• What to produce
What lines below include the word "title"? Copy each one.

□ □ □ □ □ □ □

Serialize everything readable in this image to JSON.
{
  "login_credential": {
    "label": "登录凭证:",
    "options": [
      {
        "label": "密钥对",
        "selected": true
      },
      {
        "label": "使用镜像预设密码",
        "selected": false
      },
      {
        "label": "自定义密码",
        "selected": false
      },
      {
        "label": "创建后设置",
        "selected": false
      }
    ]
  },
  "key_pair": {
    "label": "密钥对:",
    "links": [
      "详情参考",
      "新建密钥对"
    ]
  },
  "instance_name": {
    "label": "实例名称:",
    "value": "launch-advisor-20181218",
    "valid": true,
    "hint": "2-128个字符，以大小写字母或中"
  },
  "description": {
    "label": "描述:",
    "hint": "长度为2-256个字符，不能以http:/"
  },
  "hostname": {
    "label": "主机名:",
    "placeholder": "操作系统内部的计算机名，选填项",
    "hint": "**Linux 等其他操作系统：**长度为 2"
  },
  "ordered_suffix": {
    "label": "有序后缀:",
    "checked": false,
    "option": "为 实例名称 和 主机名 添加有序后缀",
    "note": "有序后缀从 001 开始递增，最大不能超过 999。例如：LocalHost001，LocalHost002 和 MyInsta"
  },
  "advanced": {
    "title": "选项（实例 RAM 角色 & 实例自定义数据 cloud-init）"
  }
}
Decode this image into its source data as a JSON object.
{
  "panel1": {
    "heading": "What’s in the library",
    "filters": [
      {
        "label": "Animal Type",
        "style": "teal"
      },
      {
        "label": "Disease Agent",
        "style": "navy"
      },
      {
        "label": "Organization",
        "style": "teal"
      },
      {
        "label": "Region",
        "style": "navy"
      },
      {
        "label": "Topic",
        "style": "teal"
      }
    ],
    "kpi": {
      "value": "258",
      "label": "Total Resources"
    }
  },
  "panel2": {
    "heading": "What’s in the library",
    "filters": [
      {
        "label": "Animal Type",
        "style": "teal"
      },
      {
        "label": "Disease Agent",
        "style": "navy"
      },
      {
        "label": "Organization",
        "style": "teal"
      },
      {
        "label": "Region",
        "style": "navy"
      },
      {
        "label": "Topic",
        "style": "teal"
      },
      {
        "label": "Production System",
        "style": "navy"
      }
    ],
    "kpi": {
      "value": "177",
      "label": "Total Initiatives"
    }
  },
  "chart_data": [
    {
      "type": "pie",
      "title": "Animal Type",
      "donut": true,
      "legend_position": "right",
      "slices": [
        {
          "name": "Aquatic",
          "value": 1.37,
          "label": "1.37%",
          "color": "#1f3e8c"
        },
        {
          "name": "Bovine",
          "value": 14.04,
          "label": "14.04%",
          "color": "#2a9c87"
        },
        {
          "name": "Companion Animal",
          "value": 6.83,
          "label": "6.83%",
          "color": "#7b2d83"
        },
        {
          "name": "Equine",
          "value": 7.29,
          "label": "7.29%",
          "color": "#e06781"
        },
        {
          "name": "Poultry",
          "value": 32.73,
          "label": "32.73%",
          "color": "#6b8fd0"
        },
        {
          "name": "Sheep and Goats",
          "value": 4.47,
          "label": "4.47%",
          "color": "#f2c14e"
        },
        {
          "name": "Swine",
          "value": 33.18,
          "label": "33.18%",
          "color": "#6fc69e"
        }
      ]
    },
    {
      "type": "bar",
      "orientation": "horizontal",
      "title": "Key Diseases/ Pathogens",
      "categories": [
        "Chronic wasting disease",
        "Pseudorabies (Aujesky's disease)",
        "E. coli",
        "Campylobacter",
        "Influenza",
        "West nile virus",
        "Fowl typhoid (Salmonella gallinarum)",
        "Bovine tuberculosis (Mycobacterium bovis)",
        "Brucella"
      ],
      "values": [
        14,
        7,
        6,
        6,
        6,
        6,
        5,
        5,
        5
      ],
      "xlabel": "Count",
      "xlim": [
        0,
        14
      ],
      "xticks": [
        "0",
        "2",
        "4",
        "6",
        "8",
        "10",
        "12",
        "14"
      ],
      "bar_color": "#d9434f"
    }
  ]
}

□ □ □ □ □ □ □

• Exercise answer
    "title": "选项（实例 RAM 角色 & 实例自定义数据 cloud-init）"
      "title": "Animal Type",
      "title": "Key Diseases/ Pathogens",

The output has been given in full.